During the Democratic presidential debates at the end of June, candidates sparred over a variety of far-reaching progressive policy proposals on climate change, immigration, healthcare, gun violence, college loans, and more. As they debated what was and wasn’t feasible and what could or couldn’t be passed by Congress, one thing kept coming up for me, and that is these policy issues are on the radar of these candidates because of the work of community organizers and social change movement leaders.
November 8, 2018 | Dyana P. Mason, Nonprofit Quarterly
In a popular online nonprofit forum, a nonprofit leader recently asked about whether or not it was appropriate or possible for their organization to directly speak out about important issues of the day. Stating apprehension that the organization would be considered “too political,” this leader struggled with balancing a call to action with concern for possible negative consequences to their organization.
August 30, 2018 | Lauri Hennessey, LinkedIn
I know, I know. For a lot of nonprofit peeps, politics is a dirty word. Somehow it feels like it should not be part of what we do. So I am sure the headline might have caused you some unease. But after a career working in government, public relations and nonprofits, I would tell you this: nonprofits that hide from politics do so at their own peril.
August 14, 2018 | Frank Martinelli, Shepherd Express
In their efforts to uncover more deeply rooted causes of problems facing our community, nonprofits sometimes learn that there are existing laws, regulations or public and corporate policies that hurt the people they serve. Nonprofits can then take action through advocacy and lobbying to change or eliminate such laws, regulations and policies. And the law is very clear—such advocacy and lobbying are allowable activities for tax-exempt nonprofit organizations.
June 27, 2016 | Laurel O’Sullivan, the Advocacy Collaborative

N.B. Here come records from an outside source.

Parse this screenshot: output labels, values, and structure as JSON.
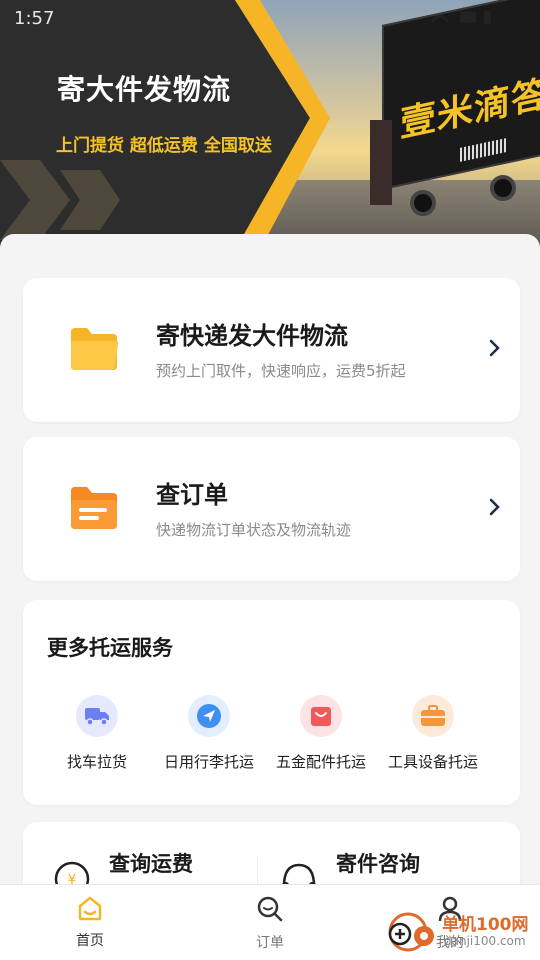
{
  "status_bar": {
    "time": "1:57"
  },
  "banner": {
    "title": "寄大件发物流",
    "subtitle": "上门提货 超低运费 全国取送",
    "truck_logo": "壹米滴答"
  },
  "cards": [
    {
      "title": "寄快递发大件物流",
      "desc": "预约上门取件，快速响应，运费5折起",
      "icon": "folder-icon"
    },
    {
      "title": "查订单",
      "desc": "快递物流订单状态及物流轨迹",
      "icon": "document-folder-icon"
    }
  ],
  "services": {
    "heading": "更多托运服务",
    "items": [
      {
        "label": "找车拉货",
        "icon": "truck-icon",
        "color": "#6b7ff0"
      },
      {
        "label": "日用行李托运",
        "icon": "navigation-icon",
        "color": "#3f8ff0"
      },
      {
        "label": "五金配件托运",
        "icon": "shopping-bag-icon",
        "color": "#f25a5a"
      },
      {
        "label": "工具设备托运",
        "icon": "toolbox-icon",
        "color": "#f5963a"
      }
    ]
  },
  "bottom": {
    "left_title": "查询运费",
    "right_title": "寄件咨询",
    "left_icon": "yuan-icon",
    "right_icon": "headset-icon"
  },
  "tabbar": {
    "tabs": [
      {
        "label": "首页",
        "icon": "home-icon",
        "active": true
      },
      {
        "label": "订单",
        "icon": "search-icon",
        "active": false
      },
      {
        "label": "我的",
        "icon": "user-icon",
        "active": false
      }
    ]
  },
  "watermark": {
    "title": "单机100网",
    "url": "danji100.com"
  },
  "colors": {
    "accent": "#f6b526",
    "banner_dark": "#2d2d2d",
    "card_bg": "#ffffff",
    "page_bg": "#f4f4f4"
  }
}
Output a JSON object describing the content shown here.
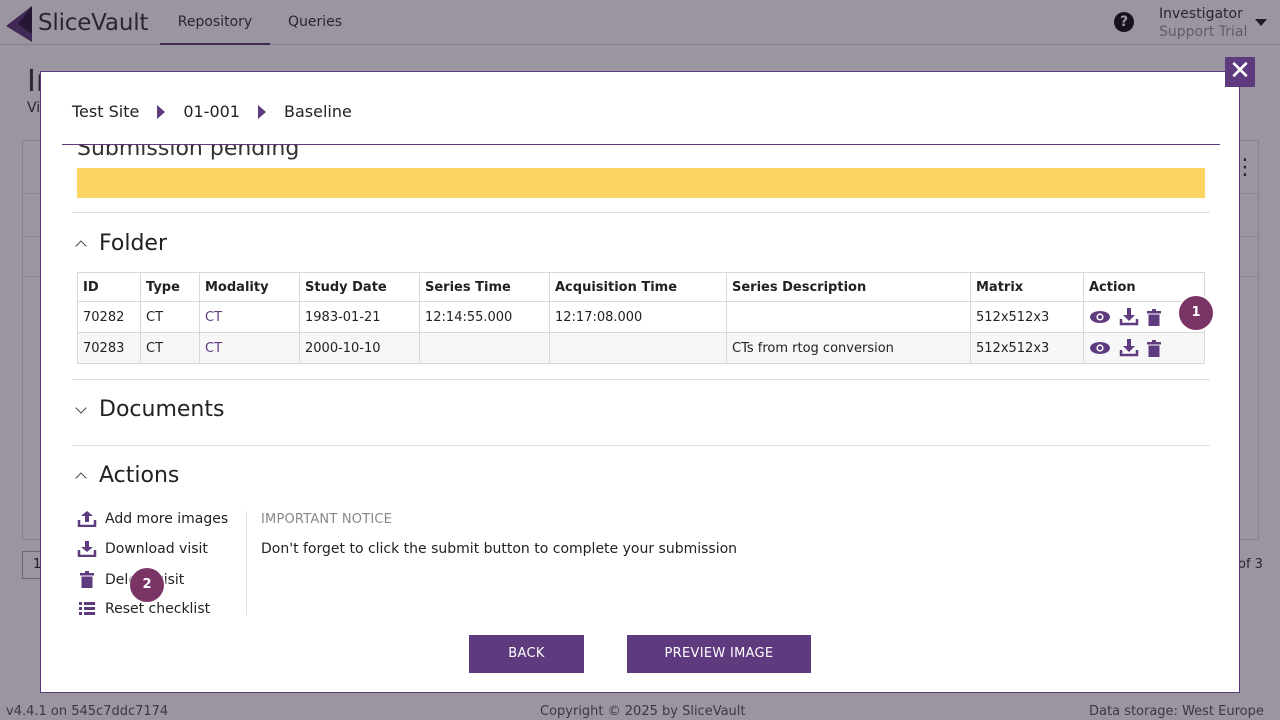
{
  "app": {
    "brand": "SliceVault",
    "nav": [
      {
        "label": "Repository"
      },
      {
        "label": "Queries"
      }
    ],
    "help_icon": "?",
    "user": {
      "name": "Investigator",
      "trial": "Support Trial"
    }
  },
  "background": {
    "title": "In",
    "subtitle": "Vi",
    "pager": "1",
    "of_pages": "of 3",
    "footer_version": "v4.4.1 on 545c7ddc7174",
    "footer_copyright": "Copyright © 2025 by SliceVault",
    "footer_storage": "Data storage: West Europe"
  },
  "modal": {
    "close_label": "✕",
    "breadcrumb": [
      "Test Site",
      "01-001",
      "Baseline"
    ],
    "status_text": "Submission pending",
    "status_color": "#fcd462",
    "sections": {
      "folder": "Folder",
      "documents": "Documents",
      "actions": "Actions"
    },
    "table": {
      "headers": [
        "ID",
        "Type",
        "Modality",
        "Study Date",
        "Series Time",
        "Acquisition Time",
        "Series Description",
        "Matrix",
        "Action"
      ],
      "rows": [
        {
          "id": "70282",
          "type": "CT",
          "modality": "CT",
          "study_date": "1983-01-21",
          "series_time": "12:14:55.000",
          "acq_time": "12:17:08.000",
          "desc": "",
          "matrix": "512x512x3"
        },
        {
          "id": "70283",
          "type": "CT",
          "modality": "CT",
          "study_date": "2000-10-10",
          "series_time": "",
          "acq_time": "",
          "desc": "CTs from rtog conversion",
          "matrix": "512x512x3"
        }
      ]
    },
    "actions": [
      {
        "label": "Add more images",
        "icon": "upload-icon"
      },
      {
        "label": "Download visit",
        "icon": "download-icon"
      },
      {
        "label": "Delete visit",
        "icon": "trash-icon"
      },
      {
        "label": "Reset checklist",
        "icon": "list-icon"
      }
    ],
    "notice_heading": "IMPORTANT NOTICE",
    "notice_text": "Don't forget to click the submit button to complete your submission",
    "buttons": {
      "back": "BACK",
      "preview": "PREVIEW IMAGE"
    }
  },
  "markers": [
    "1",
    "2"
  ],
  "colors": {
    "accent": "#5e3b7f",
    "marker": "#7a3466",
    "status": "#fcd462"
  }
}
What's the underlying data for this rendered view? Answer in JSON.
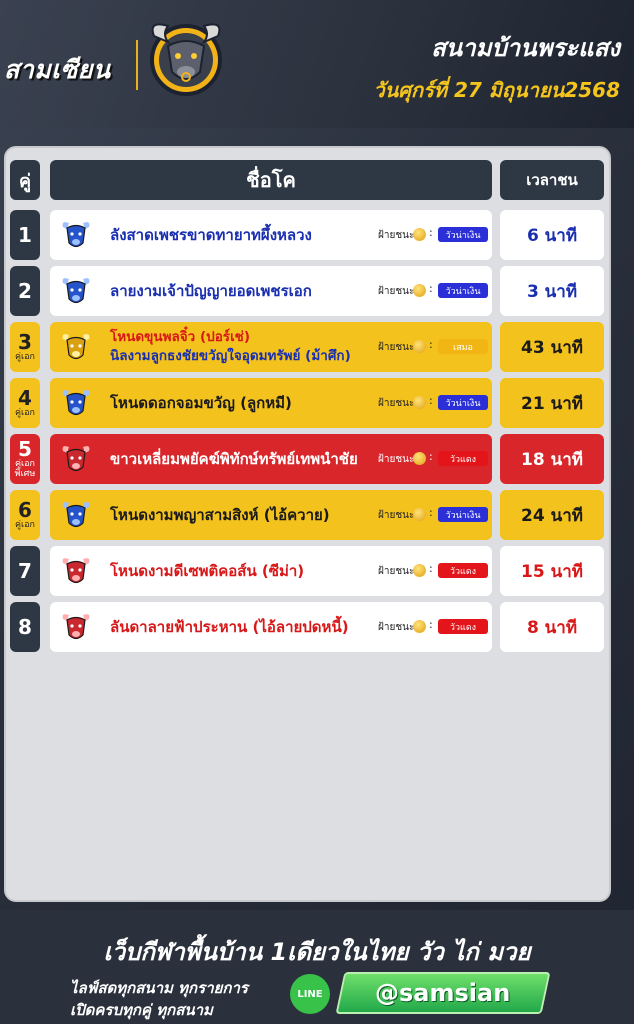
{
  "header": {
    "brand": "สามเซียน",
    "venue": "สนามบ้านพระแสง",
    "date": "วันศุกร์ที่ 27 มิถุนายน2568"
  },
  "table": {
    "col_pair": "คู่",
    "col_name": "ชื่อโค",
    "col_time": "เวลาชน",
    "rows": [
      {
        "no": "1",
        "tag": "",
        "names": [
          "ลังสาดเพชรขาดทายาทผึ้งหลวง"
        ],
        "win_label": "ฝ้ายชนะ",
        "badge": "วัวน่าเงิน",
        "time": "6 นาที",
        "style": "white",
        "bull": "blue"
      },
      {
        "no": "2",
        "tag": "",
        "names": [
          "ลายงามเจ้าปัญญายอดเพชรเอก"
        ],
        "win_label": "ฝ้ายชนะ",
        "badge": "วัวน่าเงิน",
        "time": "3 นาที",
        "style": "white",
        "bull": "blue"
      },
      {
        "no": "3",
        "tag": "คู่เอก",
        "names": [
          "โหนดขุนพลจิ๋ว (ปอร์เช่)",
          "นิลงามลูกธงชัยขวัญใจอุดมทรัพย์ (ม้าศึก)"
        ],
        "win_label": "ฝ้ายชนะ",
        "badge": "เสมอ",
        "time": "43 นาที",
        "style": "gold",
        "bull": "gold"
      },
      {
        "no": "4",
        "tag": "คู่เอก",
        "names": [
          "โหนดดอกจอมขวัญ (ลูกหมี)"
        ],
        "win_label": "ฝ้ายชนะ",
        "badge": "วัวน่าเงิน",
        "time": "21 นาที",
        "style": "gold",
        "bull": "blue"
      },
      {
        "no": "5",
        "tag": "คู่เอก พิเศษ",
        "names": [
          "ขาวเหลี่ยมพยัคฆ์พิทักษ์ทรัพย์เทพนำชัย"
        ],
        "win_label": "ฝ้ายชนะ",
        "badge": "วัวแดง",
        "time": "18 นาที",
        "style": "red",
        "bull": "red"
      },
      {
        "no": "6",
        "tag": "คู่เอก",
        "names": [
          "โหนดงามพญาสามสิงห์ (ไอ้ควาย)"
        ],
        "win_label": "ฝ้ายชนะ",
        "badge": "วัวน่าเงิน",
        "time": "24 นาที",
        "style": "gold",
        "bull": "blue"
      },
      {
        "no": "7",
        "tag": "",
        "names": [
          "โหนดงามดีเซพติคอส์น (ซีม่า)"
        ],
        "win_label": "ฝ้ายชนะ",
        "badge": "วัวแดง",
        "time": "15 นาที",
        "style": "white",
        "bull": "red"
      },
      {
        "no": "8",
        "tag": "",
        "names": [
          "ลันดาลายฟ้าประหาน (ไอ้ลายปดหนี้)"
        ],
        "win_label": "ฝ้ายชนะ",
        "badge": "วัวแดง",
        "time": "8 นาที",
        "style": "white",
        "bull": "red"
      }
    ]
  },
  "footer": {
    "slogan": "เว็บกีฬาพื้นบ้าน 1เดียวในไทย วัว ไก่ มวย",
    "line1": "ไลฟ์สดทุกสนาม ทุกรายการ",
    "line2": "เปิดครบทุกคู่ ทุกสนาม",
    "line_icon_text": "LINE",
    "handle": "@samsian"
  },
  "colors": {
    "navy": "#2e3744",
    "gold": "#f4c21d",
    "red": "#d8262b",
    "blue_text": "#1a2fb0",
    "red_text": "#d81818",
    "badge_blue": "#2a2fd8",
    "badge_red": "#e3141a",
    "badge_gold": "#f2b614"
  },
  "icons": {
    "brand_logo": "bull-head-logo",
    "row_icon": "bull-head-icon",
    "coin": "coin-icon",
    "line": "line-app-icon"
  }
}
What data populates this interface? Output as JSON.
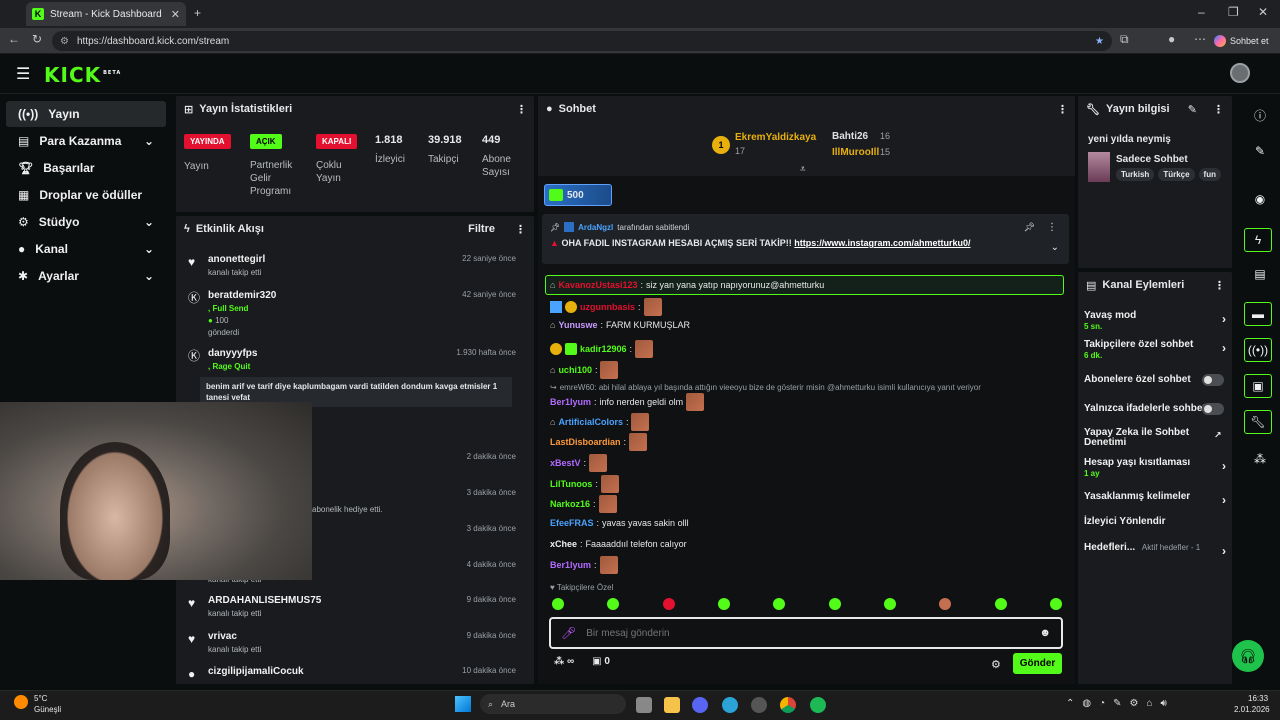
{
  "browser": {
    "tab_title": "Stream - Kick Dashboard",
    "url": "https://dashboard.kick.com/stream",
    "chat_button": "Sohbet et"
  },
  "app": {
    "logo": "KICK",
    "logo_badge": "BETA"
  },
  "nav": [
    {
      "label": "Yayın",
      "icon": "broadcast-icon"
    },
    {
      "label": "Para Kazanma",
      "icon": "money-icon"
    },
    {
      "label": "Başarılar",
      "icon": "trophy-icon"
    },
    {
      "label": "Droplar ve ödüller",
      "icon": "gift-icon"
    },
    {
      "label": "Stüdyo",
      "icon": "gear-icon"
    },
    {
      "label": "Kanal",
      "icon": "user-icon"
    },
    {
      "label": "Ayarlar",
      "icon": "settings-icon"
    }
  ],
  "stats": {
    "title": "Yayın İstatistikleri",
    "items": [
      {
        "badge": "YAYINDA",
        "label": "Yayın",
        "color": "#e3102f"
      },
      {
        "badge": "AÇIK",
        "label": "Partnerlik Gelir Programı",
        "color": "#53fc18"
      },
      {
        "badge": "KAPALI",
        "label": "Çoklu Yayın",
        "color": "#e3102f"
      },
      {
        "value": "1.818",
        "label": "İzleyici"
      },
      {
        "value": "39.918",
        "label": "Takipçi"
      },
      {
        "value": "449",
        "label": "Abone Sayısı"
      }
    ]
  },
  "activity": {
    "title": "Etkinlik Akışı",
    "filter": "Filtre",
    "events": [
      {
        "name": "anonettegirl",
        "sub": "kanalı takip etti",
        "time": "22 saniye önce"
      },
      {
        "name": "beratdemir320",
        "sub": ", Full Send",
        "extra": "100",
        "sub2": "gönderdi",
        "time": "42 saniye önce"
      },
      {
        "name": "danyyyfps",
        "sub": ", Rage Quit",
        "quote": "benim arif ve tarif diye kaplumbagam vardi tatilden dondum kavga etmisler 1 tanesi vefat",
        "time": "1.930 hafta önce"
      },
      {
        "time": "2 dakika önce"
      },
      {
        "sub": "abonelik hediye etti.",
        "time": "3 dakika önce"
      },
      {
        "time": "3 dakika önce"
      },
      {
        "sub": "kanalı takip etti",
        "time": "4 dakika önce"
      },
      {
        "name": "ARDAHANLISEHMUS75",
        "sub": "kanalı takip etti",
        "time": "9 dakika önce"
      },
      {
        "name": "vrivac",
        "sub": "kanalı takip etti",
        "time": "9 dakika önce"
      },
      {
        "name": "cizgilipijamaliCocuk",
        "time": "10 dakika önce"
      }
    ]
  },
  "chat": {
    "title": "Sohbet",
    "leaders": [
      {
        "name": "EkremYaldizkaya",
        "count": "17",
        "rank": "1"
      },
      {
        "name": "Bahti26",
        "count": "16"
      },
      {
        "name": "IllMurooIll",
        "count": "15"
      }
    ],
    "goal": "500",
    "pinned_by": "ArdaNgzl",
    "pinned_suffix": "tarafından sabitlendi",
    "pinned_text": "OHA FADIL INSTAGRAM HESABI AÇMIŞ SERİ TAKİP!!",
    "pinned_link": "https://www.instagram.com/ahmetturku0/",
    "messages": [
      {
        "user": "KavanozUstasi123",
        "text": "siz yan yana yatıp napıyorunuz@ahmetturku",
        "color": "#e3102f",
        "highlight": true
      },
      {
        "user": "uzgunnbasis",
        "text": "",
        "color": "#e3102f"
      },
      {
        "user": "Yunuswe",
        "text": "FARM KURMUŞLAR",
        "color": "#c89bff"
      },
      {
        "user": "kadir12906",
        "text": "",
        "color": "#53fc18"
      },
      {
        "user": "uchi100",
        "text": "",
        "color": "#53fc18"
      },
      {
        "reply": "emreW60: abi hilal ablaya yıl başında attığın vieeoyu bize de gösterir misin @ahmetturku isimli kullanıcıya yanıt veriyor"
      },
      {
        "user": "Ber1lyum",
        "text": "info nerden geldi olm",
        "color": "#b46bff"
      },
      {
        "user": "ArtificialColors",
        "text": "",
        "color": "#4aa3ff"
      },
      {
        "user": "LastDisboardian",
        "text": "",
        "color": "#ff9a3c"
      },
      {
        "user": "xBestV",
        "text": "",
        "color": "#b46bff"
      },
      {
        "user": "LilTunoos",
        "text": "",
        "color": "#53fc18"
      },
      {
        "user": "Narkoz16",
        "text": "",
        "color": "#53fc18"
      },
      {
        "user": "EfeeFRAS",
        "text": "yavas yavas sakin olll",
        "color": "#4aa3ff"
      },
      {
        "user": "xChee",
        "text": "Faaaaddııl telefon calıyor",
        "color": "#f0f0f0"
      },
      {
        "user": "Ber1lyum",
        "text": "",
        "color": "#b46bff"
      }
    ],
    "emote_section": "Takipçilere Özel",
    "input_placeholder": "Bir mesaj gönderin",
    "points": "∞",
    "gift_count": "0",
    "send": "Gönder"
  },
  "stream_info": {
    "title": "Yayın bilgisi",
    "stream_title": "yeni yılda neymiş",
    "category": "Sadece Sohbet",
    "tags": [
      "Turkish",
      "Türkçe",
      "fun"
    ]
  },
  "channel_actions": {
    "title": "Kanal Eylemleri",
    "items": [
      {
        "label": "Yavaş mod",
        "sub": "5 sn.",
        "kind": "arrow"
      },
      {
        "label": "Takipçilere özel sohbet",
        "sub": "6 dk.",
        "kind": "arrow"
      },
      {
        "label": "Abonelere özel sohbet",
        "kind": "toggle"
      },
      {
        "label": "Yalnızca ifadelerle sohbet",
        "kind": "toggle"
      },
      {
        "label": "Yapay Zeka ile Sohbet Denetimi",
        "kind": "external"
      },
      {
        "label": "Hesap yaşı kısıtlaması",
        "sub": "1 ay",
        "kind": "arrow"
      },
      {
        "label": "Yasaklanmış kelimeler",
        "kind": "arrow"
      },
      {
        "label": "İzleyici Yönlendir",
        "kind": "none"
      },
      {
        "label": "Hedefleri...",
        "sub": "Aktif hedefler - 1",
        "kind": "arrow"
      }
    ]
  },
  "taskbar": {
    "weather_temp": "5°C",
    "weather_desc": "Güneşli",
    "search": "Ara",
    "time": "16:33",
    "date": "2.01.2026"
  }
}
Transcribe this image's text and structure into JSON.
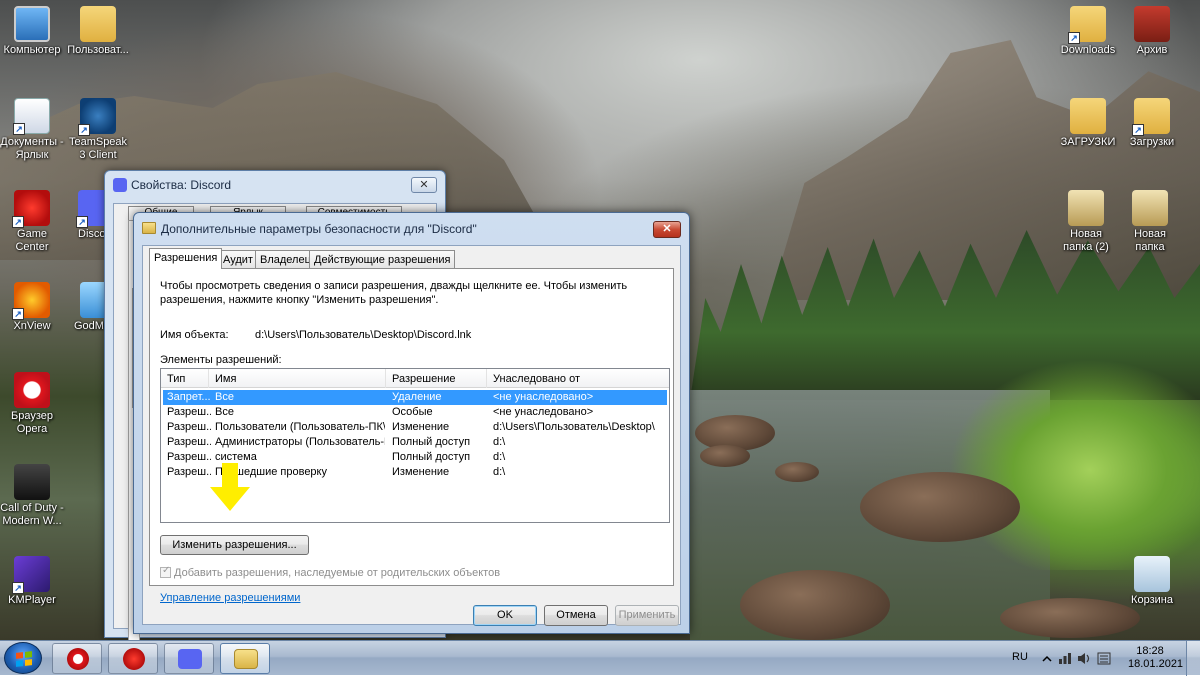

Robert E. Ross, President of the California Endowment pointed out recently that, “philanthropy often vigorously works to protect its brand and doesn’t spend it enough.” Part of that insufficient brand spending includes advocacy. Advocacy is the single most effective strategy to achieve social impact. Without advocacy, achieving real social transformation is not possible. It provides both the scale and pathway to implement the solutions foundations fund.
Advocacy can help nonprofit organizations make important advances that create lasting, positive change.